Firstly, there are problems that have to do with agreements between the feuding political blocs about which positions certain high ranking politicians would fill; this included discussion of the vacant seats in certain important ministries, that al-Maliki was occupying in the interim.
Another involved the powers of the federal court and yet another had to do with relations between the Iraqi Parliament and the Iraqi Cabinet, or executive branch; relations were strained with Parliament and ministers often coming to different conclusions. And finally there was the problem of how to balance the demands of the Iraqi Constitution with all of the above.
Despite what appear to be good intentions, there is no doubt that al-Maliki’s opponents do not trust him any more than they did before. There has been plenty of press coverage and public relations work on al-Maliki’s behalf but the parties who wanted to oust him don’t think he is serious about the alleged reforms.
“This call for reform is nothing more than a political manoeuvre and an attempt to gain more time,” Hani Ashour, an adviser to the opposition Iraqiya coalition, told NIQASH. The essence of the current political crisis is the fact that al-Maliki has not honoured the Erbil agreement, under which he formed this government.”
The so-called Erbil agreement was formulated in Erbil to end a nine month dispute over who should run the government following disputed 2010 elections. It gave al-Maliki the right to form a government if he met certain conditions and gave his electoral opponents certain high powered jobs; basically it was a power sharing deal.
The fact that al-Maliki has done almost nothing to honour that deal doesn’t give his opponents much faith that he will change now.
“The various political blocs have listened to al-Maliki. But he and his alliance have only proved one thing: that they are good at procrastinating,” leading Kurdish MP, Shwan Mohammed Taha, says.
And Taha thinks the Iraqi people feel the same. “Last year al-Maliki promised them he would reform during the 100 day deadline he set. Al-Maliki was well aware that these reforms would require years. The aim was simply to silence the masses who were protesting,” Taha points out.
Al-Maliki’s 100 day deadline came in late February of 2011 in response to popular protests that saw thousands of ordinary Iraqis take to the streets to demand better state services, like electricity, and more job opportunities.

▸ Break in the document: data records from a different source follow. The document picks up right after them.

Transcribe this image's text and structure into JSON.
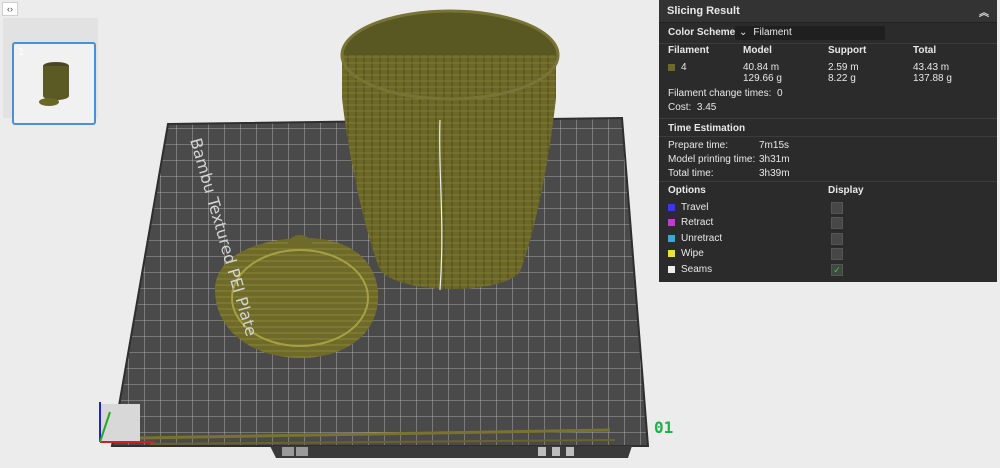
{
  "thumbnail": {
    "number": "1"
  },
  "plate": {
    "label": "Bambu Textured PEI Plate",
    "layer_label": "01"
  },
  "slicing": {
    "title": "Slicing Result",
    "color_scheme_label": "Color Scheme",
    "color_scheme_value": "Filament",
    "headers": {
      "filament": "Filament",
      "model": "Model",
      "support": "Support",
      "total": "Total"
    },
    "filament_row": {
      "id": "4",
      "swatch_color": "#6b6a2c",
      "model_len": "40.84 m",
      "model_weight": "129.66 g",
      "support_len": "2.59 m",
      "support_weight": "8.22 g",
      "total_len": "43.43 m",
      "total_weight": "137.88 g"
    },
    "change_times_label": "Filament change times:",
    "change_times_value": "0",
    "cost_label": "Cost:",
    "cost_value": "3.45",
    "time_title": "Time Estimation",
    "prepare_label": "Prepare time:",
    "prepare_value": "7m15s",
    "model_time_label": "Model printing time:",
    "model_time_value": "3h31m",
    "total_time_label": "Total time:",
    "total_time_value": "3h39m",
    "options_label": "Options",
    "display_label": "Display",
    "options": [
      {
        "label": "Travel",
        "color": "#3a3ad6",
        "checked": false
      },
      {
        "label": "Retract",
        "color": "#c43ad0",
        "checked": false
      },
      {
        "label": "Unretract",
        "color": "#3aa8d6",
        "checked": false
      },
      {
        "label": "Wipe",
        "color": "#e8e23a",
        "checked": false
      },
      {
        "label": "Seams",
        "color": "#eeeeee",
        "checked": true
      }
    ]
  }
}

Meanwhile cleric Muqtada al-Sadr, who leads the multi-million-member Sadrist movement with whom the al-Ahrar political bloc is affiliated, has been somewhat more conciliatory. Although the Sadrists were convinced enough by the other opposition parties to become part of the effort to unseat al-Maliki, they also remain an important part of al-Maliki’s ruling coalition.
“We hope that the reform committee is an impartial one,” al-Sadr says. “And that it does not only serve al-Maliki’s interests. I also hope that al-Maliki is serious about implementing these reforms before the parties seeking to withdraw confidence from him finish their work. Because if they succeed, then it would be too late for him to achieve anything.”

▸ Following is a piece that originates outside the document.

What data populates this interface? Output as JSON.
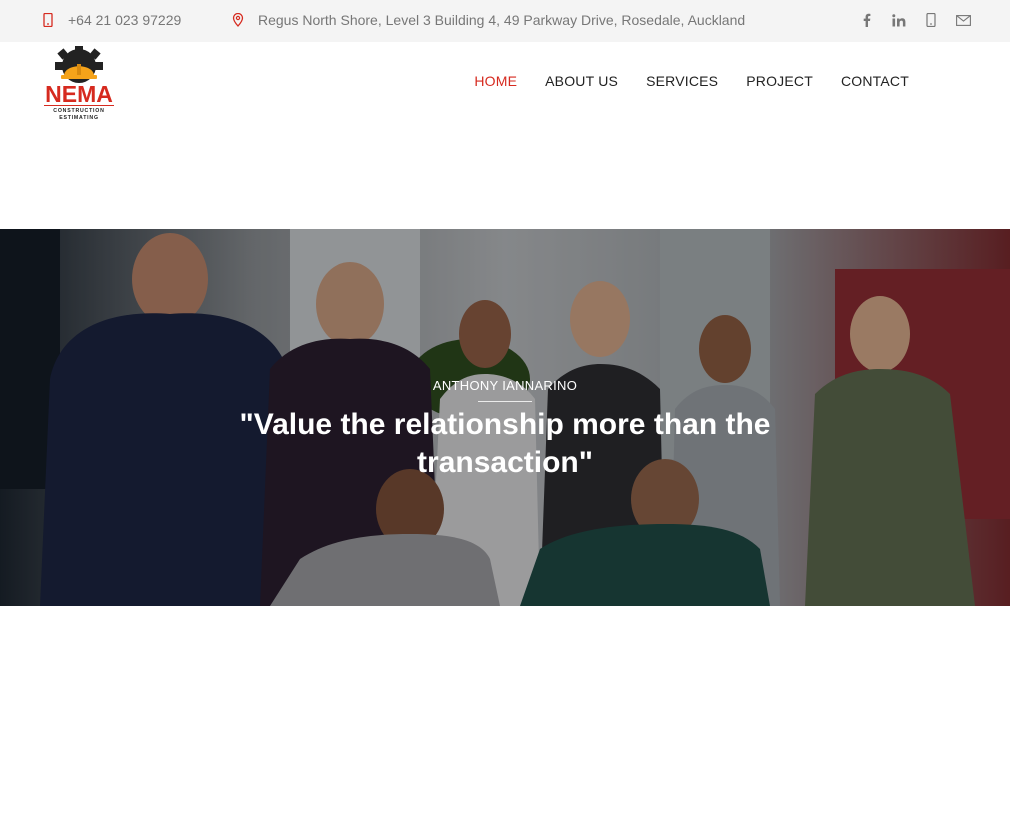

Al-Sadr’s words have left some analysts scratching their heads. Because firstly they suggest he welcomes the reform committee idea. And this is despite the fact that his political affiliates have said they will continue to back the efforts to oust al-Maliki. At the same time, the statement indicates that the politically savvy al-Sadr doesn’t completely trust al-Maliki either.
As one politician, who is part of the opposition movement against al-Maliki and who preferred to remain anonymous put it: “I am now afraid that our request for questioning and attempts to withdraw confidence from al-Maliki will fail. Then we will be obliged to accept the promises on reform made by al-Maliki - despite the fact that nobody in Iraq trusts him to keep these promises.”

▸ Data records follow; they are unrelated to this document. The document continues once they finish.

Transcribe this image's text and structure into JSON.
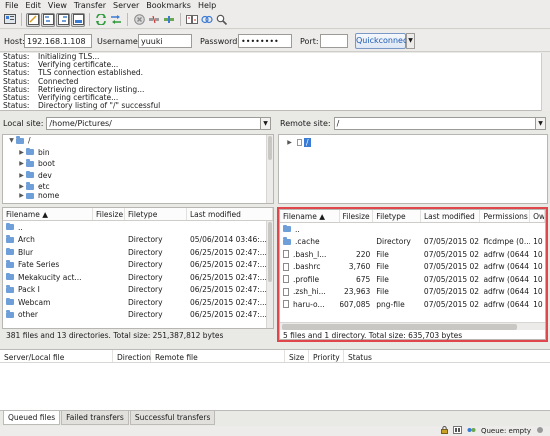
{
  "menu": [
    "File",
    "Edit",
    "View",
    "Transfer",
    "Server",
    "Bookmarks",
    "Help"
  ],
  "quickconnect": {
    "host_label": "Host:",
    "host_value": "192.168.1.108",
    "user_label": "Username:",
    "user_value": "yuuki",
    "pass_label": "Password:",
    "pass_value": "••••••••",
    "port_label": "Port:",
    "port_value": "",
    "button": "Quickconnect"
  },
  "log": [
    {
      "k": "Status:",
      "v": "Initializing TLS..."
    },
    {
      "k": "Status:",
      "v": "Verifying certificate..."
    },
    {
      "k": "Status:",
      "v": "TLS connection established."
    },
    {
      "k": "Status:",
      "v": "Connected"
    },
    {
      "k": "Status:",
      "v": "Retrieving directory listing..."
    },
    {
      "k": "Status:",
      "v": "Verifying certificate..."
    },
    {
      "k": "Status:",
      "v": "Directory listing of \"/\" successful"
    }
  ],
  "local": {
    "label": "Local site:",
    "path": "/home/Pictures/",
    "tree": [
      {
        "name": "/",
        "level": 0,
        "exp": "▼"
      },
      {
        "name": "bin",
        "level": 1,
        "exp": "▶"
      },
      {
        "name": "boot",
        "level": 1,
        "exp": "▶"
      },
      {
        "name": "dev",
        "level": 1,
        "exp": "▶"
      },
      {
        "name": "etc",
        "level": 1,
        "exp": "▶"
      },
      {
        "name": "home",
        "level": 1,
        "exp": "▶"
      }
    ],
    "headers": [
      "Filename",
      "Filesize",
      "Filetype",
      "Last modified"
    ],
    "sort_glyph": "▲",
    "rows": [
      {
        "name": "..",
        "size": "",
        "type": "",
        "date": ""
      },
      {
        "name": "Arch",
        "size": "",
        "type": "Directory",
        "date": "05/06/2014 03:46:..."
      },
      {
        "name": "Blur",
        "size": "",
        "type": "Directory",
        "date": "06/25/2015 02:47:..."
      },
      {
        "name": "Fate Series",
        "size": "",
        "type": "Directory",
        "date": "06/25/2015 02:47:..."
      },
      {
        "name": "Mekakucity act...",
        "size": "",
        "type": "Directory",
        "date": "06/25/2015 02:47:..."
      },
      {
        "name": "Pack I",
        "size": "",
        "type": "Directory",
        "date": "06/25/2015 02:47:..."
      },
      {
        "name": "Webcam",
        "size": "",
        "type": "Directory",
        "date": "06/25/2015 02:47:..."
      },
      {
        "name": "other",
        "size": "",
        "type": "Directory",
        "date": "06/25/2015 02:47:..."
      }
    ],
    "status": "381 files and 13 directories. Total size: 251,387,812 bytes"
  },
  "remote": {
    "label": "Remote site:",
    "path": "/",
    "tree_root": "/",
    "headers": [
      "Filename",
      "Filesize",
      "Filetype",
      "Last modified",
      "Permissions",
      "Ow"
    ],
    "sort_glyph": "▲",
    "rows": [
      {
        "name": "..",
        "size": "",
        "type": "",
        "date": "",
        "perm": "",
        "own": "",
        "kind": "dir"
      },
      {
        "name": ".cache",
        "size": "",
        "type": "Directory",
        "date": "07/05/2015 02...",
        "perm": "flcdmpe (0...",
        "own": "10",
        "kind": "dir"
      },
      {
        "name": ".bash_l...",
        "size": "220",
        "type": "File",
        "date": "07/05/2015 02...",
        "perm": "adfrw (0644)",
        "own": "10",
        "kind": "file"
      },
      {
        "name": ".bashrc",
        "size": "3,760",
        "type": "File",
        "date": "07/05/2015 02...",
        "perm": "adfrw (0644)",
        "own": "10",
        "kind": "file"
      },
      {
        "name": ".profile",
        "size": "675",
        "type": "File",
        "date": "07/05/2015 02...",
        "perm": "adfrw (0644)",
        "own": "10",
        "kind": "file"
      },
      {
        "name": ".zsh_hi...",
        "size": "23,963",
        "type": "File",
        "date": "07/05/2015 02...",
        "perm": "adfrw (0644)",
        "own": "10",
        "kind": "file"
      },
      {
        "name": "haru-o...",
        "size": "607,085",
        "type": "png-file",
        "date": "07/05/2015 02...",
        "perm": "adfrw (0644)",
        "own": "10",
        "kind": "file"
      }
    ],
    "status": "5 files and 1 directory. Total size: 635,703 bytes"
  },
  "queue": {
    "headers": [
      "Server/Local file",
      "Direction",
      "Remote file",
      "Size",
      "Priority",
      "Status"
    ]
  },
  "tabs": [
    "Queued files",
    "Failed transfers",
    "Successful transfers"
  ],
  "statusbar": {
    "queue": "Queue: empty"
  },
  "colors": {
    "highlight": "#e0474c",
    "folder": "#6f9fd8",
    "quickconnect": "#1b57b0"
  }
}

In response, MP Saad al-Matlabi, who is a member of Iraqi Prime Minister Nouri al-Maliki’s ruling coalition, insisted that his bloc was serious about the proposed reforms - “provided there is a comprehensive national dialogue involving all parties and which is not boycotted by any party,” al-Matlabi concluded.